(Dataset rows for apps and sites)
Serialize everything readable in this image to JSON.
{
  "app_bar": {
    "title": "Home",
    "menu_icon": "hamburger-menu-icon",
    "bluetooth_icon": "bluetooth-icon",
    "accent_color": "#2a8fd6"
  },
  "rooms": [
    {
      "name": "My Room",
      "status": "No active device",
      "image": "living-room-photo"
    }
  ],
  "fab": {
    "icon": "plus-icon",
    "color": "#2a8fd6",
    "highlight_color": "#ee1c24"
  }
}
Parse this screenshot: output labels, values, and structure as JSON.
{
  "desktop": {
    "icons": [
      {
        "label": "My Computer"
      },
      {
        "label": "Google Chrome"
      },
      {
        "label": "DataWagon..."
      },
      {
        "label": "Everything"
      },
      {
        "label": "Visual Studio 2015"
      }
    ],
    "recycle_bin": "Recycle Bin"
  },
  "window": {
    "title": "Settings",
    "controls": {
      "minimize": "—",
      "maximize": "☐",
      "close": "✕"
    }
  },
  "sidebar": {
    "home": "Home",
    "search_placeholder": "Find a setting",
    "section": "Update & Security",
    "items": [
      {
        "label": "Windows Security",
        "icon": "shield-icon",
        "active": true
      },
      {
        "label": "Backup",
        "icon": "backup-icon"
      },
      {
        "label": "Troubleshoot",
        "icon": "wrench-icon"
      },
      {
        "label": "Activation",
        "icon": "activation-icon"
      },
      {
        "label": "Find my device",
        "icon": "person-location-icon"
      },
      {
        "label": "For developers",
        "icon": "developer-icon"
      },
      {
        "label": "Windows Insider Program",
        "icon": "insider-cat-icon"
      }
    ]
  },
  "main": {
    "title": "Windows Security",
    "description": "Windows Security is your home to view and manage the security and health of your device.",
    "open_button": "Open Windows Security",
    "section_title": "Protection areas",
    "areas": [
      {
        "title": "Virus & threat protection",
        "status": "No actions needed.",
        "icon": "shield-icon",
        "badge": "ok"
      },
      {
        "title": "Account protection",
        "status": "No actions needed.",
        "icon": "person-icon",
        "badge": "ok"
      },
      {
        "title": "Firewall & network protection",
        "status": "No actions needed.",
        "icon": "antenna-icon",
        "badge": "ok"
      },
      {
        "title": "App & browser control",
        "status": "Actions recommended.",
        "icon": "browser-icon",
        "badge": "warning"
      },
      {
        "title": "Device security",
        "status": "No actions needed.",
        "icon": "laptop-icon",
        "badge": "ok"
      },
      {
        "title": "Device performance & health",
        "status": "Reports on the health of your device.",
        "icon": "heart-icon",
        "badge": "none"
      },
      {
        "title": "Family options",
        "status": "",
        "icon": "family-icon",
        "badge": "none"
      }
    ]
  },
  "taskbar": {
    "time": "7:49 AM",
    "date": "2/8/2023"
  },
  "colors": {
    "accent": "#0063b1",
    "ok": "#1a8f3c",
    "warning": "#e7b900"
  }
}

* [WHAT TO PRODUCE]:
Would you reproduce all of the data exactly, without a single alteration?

* [SOLUTION TO THIS TASK]:
Serialize everything readable in this image to JSON.
{
  "app_bar": {
    "title": "Home",
    "menu_icon": "hamburger-menu-icon",
    "bluetooth_icon": "bluetooth-icon",
    "accent_color": "#2a8fd6"
  },
  "rooms": [
    {
      "name": "My Room",
      "status": "No active device",
      "image": "living-room-photo"
    }
  ],
  "fab": {
    "icon": "plus-icon",
    "color": "#2a8fd6",
    "highlight_color": "#ee1c24"
  }
}
Parse this screenshot: output labels, values, and structure as JSON.
{
  "desktop": {
    "icons": [
      {
        "label": "My Computer"
      },
      {
        "label": "Google Chrome"
      },
      {
        "label": "DataWagon..."
      },
      {
        "label": "Everything"
      },
      {
        "label": "Visual Studio 2015"
      }
    ],
    "recycle_bin": "Recycle Bin"
  },
  "window": {
    "title": "Settings",
    "controls": {
      "minimize": "—",
      "maximize": "☐",
      "close": "✕"
    }
  },
  "sidebar": {
    "home": "Home",
    "search_placeholder": "Find a setting",
    "section": "Update & Security",
    "items": [
      {
        "label": "Windows Security",
        "icon": "shield-icon",
        "active": true
      },
      {
        "label": "Backup",
        "icon": "backup-icon"
      },
      {
        "label": "Troubleshoot",
        "icon": "wrench-icon"
      },
      {
        "label": "Activation",
        "icon": "activation-icon"
      },
      {
        "label": "Find my device",
        "icon": "person-location-icon"
      },
      {
        "label": "For developers",
        "icon": "developer-icon"
      },
      {
        "label": "Windows Insider Program",
        "icon": "insider-cat-icon"
      }
    ]
  },
  "main": {
    "title": "Windows Security",
    "description": "Windows Security is your home to view and manage the security and health of your device.",
    "open_button": "Open Windows Security",
    "section_title": "Protection areas",
    "areas": [
      {
        "title": "Virus & threat protection",
        "status": "No actions needed.",
        "icon": "shield-icon",
        "badge": "ok"
      },
      {
        "title": "Account protection",
        "status": "No actions needed.",
        "icon": "person-icon",
        "badge": "ok"
      },
      {
        "title": "Firewall & network protection",
        "status": "No actions needed.",
        "icon": "antenna-icon",
        "badge": "ok"
      },
      {
        "title": "App & browser control",
        "status": "Actions recommended.",
        "icon": "browser-icon",
        "badge": "warning"
      },
      {
        "title": "Device security",
        "status": "No actions needed.",
        "icon": "laptop-icon",
        "badge": "ok"
      },
      {
        "title": "Device performance & health",
        "status": "Reports on the health of your device.",
        "icon": "heart-icon",
        "badge": "none"
      },
      {
        "title": "Family options",
        "status": "",
        "icon": "family-icon",
        "badge": "none"
      }
    ]
  },
  "taskbar": {
    "time": "7:49 AM",
    "date": "2/8/2023"
  },
  "colors": {
    "accent": "#0063b1",
    "ok": "#1a8f3c",
    "warning": "#e7b900"
  }
}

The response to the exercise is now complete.